Criticism from the last version (Dec 2017)
✅️ Angular was not in production. The demo app listed on the RealWorld repo was using a development version, but thanks to Jonathan Faircloth it is now in production version!
✅ Vue was not listed in the Real World repo, and thus was not included. As you can imagine, in the front-end world, this caused a lot of heat. How come you didn’t add Vue? What the heck is wrong with you? This time around Vue.js is in! Thank you Emmanuel Vilsbol.
Which libraries/frameworks are we comparing?
As in the December 2017 article, we included all implementations listed in the RealWorld repo. It doesn’t matter if it has a big following or not. The only qualification is that it appears on the RealWorld repo page.
What metrics do we look at?
- Performance: How long does this App take to show content and become usable?

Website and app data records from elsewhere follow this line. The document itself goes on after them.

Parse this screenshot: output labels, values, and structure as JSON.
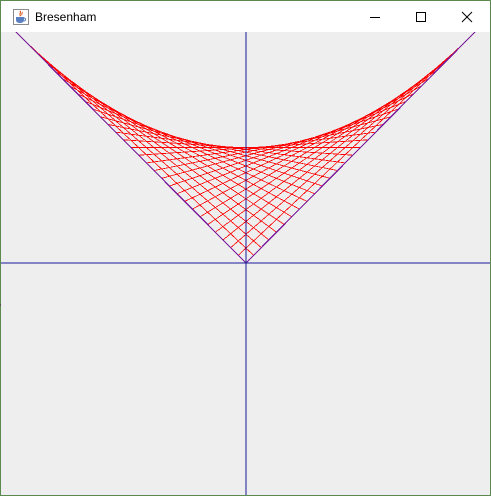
{
  "window": {
    "title": "Bresenham",
    "icon": "java-coffee-cup-icon",
    "controls": [
      "minimize-icon",
      "maximize-icon",
      "close-icon"
    ]
  },
  "colors": {
    "background": "#eeeeee",
    "axes": "#1a1a9a",
    "envelope": "#7a1a9a",
    "curves": "#ff0000"
  }
}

- Lines of Code: How many lines of code did the author need to create the RealWorld app based on spec? To be fair some apps have a bit more bells and whistles, but it should not have a significant impact. The only folder we quantify is
src/in each app.
Metric #1: Performance
The sooner you paint, the better the experience for the person who is using the App. Lighthouse also measures First interactive, but this was almost identical for most apps, and it’s in beta.
You probably won’t see a lot of difference when it comes to performance.
Metric #2: Size
Transfer size is from the Chrome network tab. GZIPed response headers plus the response body, as delivered by the server.
The smaller the file, the faster the download (and there’s less to parse).
This depends on the size of your framework as well as on any extra dependencies you added, and how well your build tool can make a small bundle.
You can see that Svelte, Dojo 2, and AppRun do a pretty good job. I can’t say enough about Elm— especially when you look at the next chart. I’d like to see how Hyperapp compares…maybe next time, Jorge Bucaran?
Metric #3: Lines of Code
Using cloc we count the lines of code in each repo’s src folder. Blank and comment lines are not part of this calculation.Why is this meaningful?
If debugging is the process of removing software bugs, then programming must be the process of putting them in — Edsger Dijkstra
The fewer lines of code you have, then the probability of finding an error is smaller. You also have a smaller code base to maintain.
Update: Thanks to Jonathan Faircloth for providing production version of Angular.
And if you found this article interesting, you should follow me on Twitter and Medium.